A spokesman for Yeovil said: “E coli infections categorised as acquired within the hospital account for just a small percentage of these overall rates; 12 and 11 cases [up to January 2016 and 2017 respectively].”

A spokesman for George Eliot also said the figures represented infections predominantly caught outside hospital. He said between April 2016 and February 2017, 17 people caught E coli in hospital.

The increase in infections has been recognised by the Department of Health as a risk to patient safety, and the latest figures reveal the scale of the challenge the DH has set for trusts to halve the rate of gram-negative bacteria by 2020. E coli infections represent 65 per cent of these infections and can cause a range of symptoms including urinary tract and surgical site infections, all of which can progress to life threatening sepsis.

From April, the DH has given trusts three years to cut gram-negative bacteria by 50 per cent. This will include driving down rates of E coli, Pseudomonas aeruginosa and Klebsiella. It will be the first time trusts need to collect data on the latter two infections.

Ruth May, NHS Improvement nursing director and newly appointed head of infection prevention control, said: “With a third of E coli bloodstream infections now resistant to antibiotics and those infected with a resistant strain being twice as likely to die, compared to those who are infected with a non-resistant strain, we are dedicated to finding ways to make lasting change.

“Working alongside PHE, NHS England, national partners and the DH we will support providers, staff and patients to play their part in helping to reduce the number of those infected and to reverse the trend of antibiotic resistance.”

The government’s plans to prevent gram-negative infections include a £45m quality premium to reward hospitals making the most progress in infection reduction, and displaying E coli rates on wards for the first time in the same way trusts are tasked with doing for MRSA and C difficile.

However, John Illingworth, improvement fellow at the Health Foundation, said: “The government’s plans seem to focus primarily on hospitals, when we know that the majority of E coli cases are acquired in the community. So a more joined up, whole system approach will be needed in order to make significant progress, tackling causes in the community as well as in hospitals.”

The number of people infected by E coli is almost three times as high as the next most prevalent infection. In 2015-16, there were 70.1 cases per 100,000 population.
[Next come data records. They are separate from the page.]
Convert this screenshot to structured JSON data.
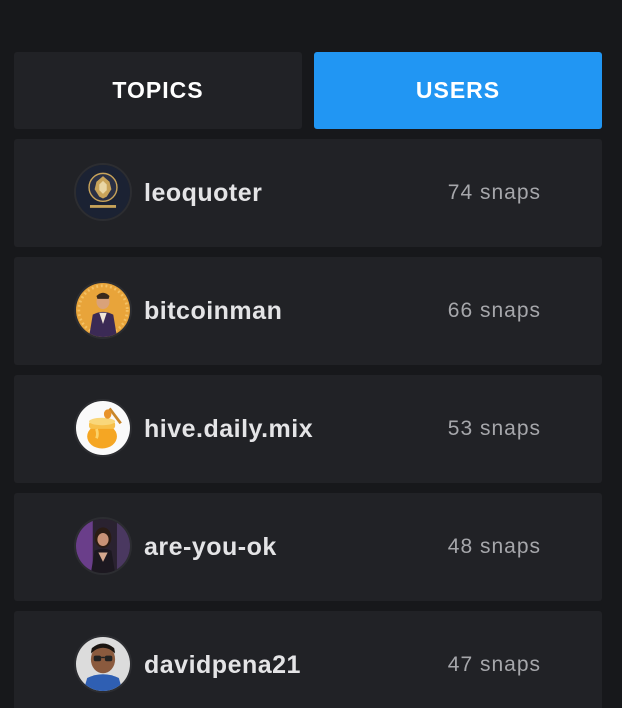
{
  "tabs": {
    "topics_label": "TOPICS",
    "users_label": "USERS",
    "active": "users"
  },
  "colors": {
    "background": "#17181b",
    "card": "#212226",
    "accent": "#2196f3",
    "username_text": "#e4e4e6",
    "count_text": "#a6a7ab"
  },
  "users": [
    {
      "username": "leoquoter",
      "snaps": "74 snaps",
      "avatar_icon": "lion-logo-icon"
    },
    {
      "username": "bitcoinman",
      "snaps": "66 snaps",
      "avatar_icon": "person-portrait-icon"
    },
    {
      "username": "hive.daily.mix",
      "snaps": "53 snaps",
      "avatar_icon": "honey-pot-icon"
    },
    {
      "username": "are-you-ok",
      "snaps": "48 snaps",
      "avatar_icon": "person-photo-icon"
    },
    {
      "username": "davidpena21",
      "snaps": "47 snaps",
      "avatar_icon": "person-glasses-icon"
    }
  ]
}
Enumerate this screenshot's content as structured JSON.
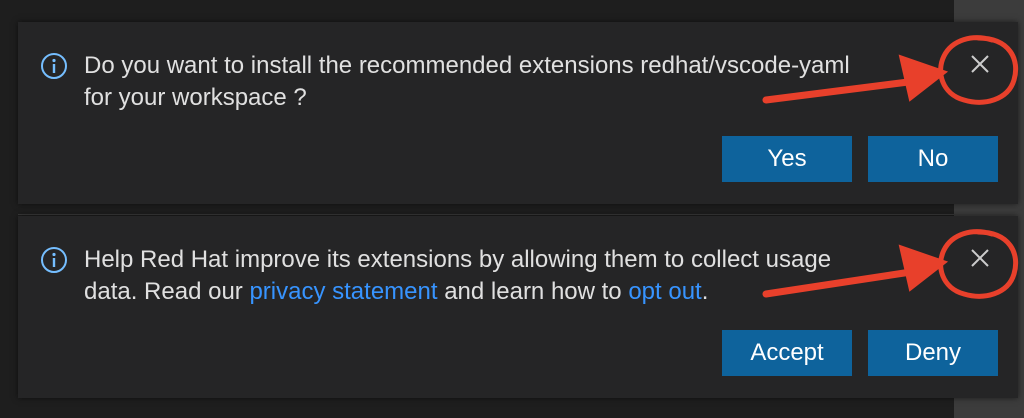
{
  "notifications": [
    {
      "message_part1": "Do you want to install the recommended extensions redhat/vscode-yaml for your workspace ?",
      "primary_label": "Yes",
      "secondary_label": "No",
      "icon": "info-icon",
      "close_icon": "close-icon"
    },
    {
      "message_part1": "Help Red Hat improve its extensions by allowing them to collect usage data. Read our ",
      "link1": "privacy statement",
      "message_part2": " and learn how to ",
      "link2": "opt out",
      "message_part3": ".",
      "primary_label": "Accept",
      "secondary_label": "Deny",
      "icon": "info-icon",
      "close_icon": "close-icon"
    }
  ],
  "colors": {
    "background": "#1e1e1e",
    "toast": "#252526",
    "button": "#0e639c",
    "link": "#3794ff",
    "info": "#75beff",
    "annotation": "#e8402b"
  }
}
Across the same population size, C difficile recorded a rate of 26.0, MSSA a rate of 19.0, and MRSA 1.5. The rates of these infections has also been relatively stable over the last two years, with only MSSA seeing a slight rise.

The worst trusts for increases in reported E coli infections (February 2016-January 2017)

TrustPercentage change over 12 monthsE coli infections reported Feb 2015-Jan 2016E coli infections reported Feb 2016-Jan 2017
Birmingham Women’s Hospital FT* 137.50 8 19
Royal National Orthopaedic Hospital Trust* 133.33 3 7
Yeovil District Hospital FT 78.90 109 195
Liverpool Womens FT* 50.00 16 24
Papworth Hospital FT* 50.00 8 12
George Eliot Hospital Trust 40.95 105 148
Northern Devon Healthcare Trust 37.61 109 150
Western Sussex Hospitals FT 34.10 305 409
South Tyneside FT 33.98 103 138
The Royal Cornwall Hospitals Trust 33.49 215 287
Princess Alexandra Hospital Trust 31.50 127 167
Salisbury FT 29.47 95 123
Hinchingbrooke Health Care Trust 28.89 90 116
Warrington and Halton Hospitals FT 28.28 145 186

* The four trusts with low rates but high percentage increases included for accuracy but not counted in the top 10

The best trusts for decreases in reported E coli infections (February 2017-January 2017)

TrustPercentage change over 12 monthsE coli infections reported Feb 2015-Jan 2016E coli infections reported Feb 2016-Jan 2017
University Hospitals Bristol FT -11.07 253 225
Countess of Chester Hospital FT -11.36 220 195
United Lincolnshire Hospitals Trust -12.17 419 368
Wye Valley Trust -12.71 118 103
Royal Brompton and Harefield FT -14.29 14 12
Walsall Healthcare Trust -16.44 146 122
The Clatterbridge Cancer Centre FT -20.00 10 8
Alder Hey Children’s FT -29.17 24 17
The Royal Marsden FT -34.72 72 47
Birmingham Children’s Hospital FT -39.39 33 20
Royal Orthopaedic Hospital FT -50.00 2 1

Analysis: Over 100 trusts report rise in E coli infections in a year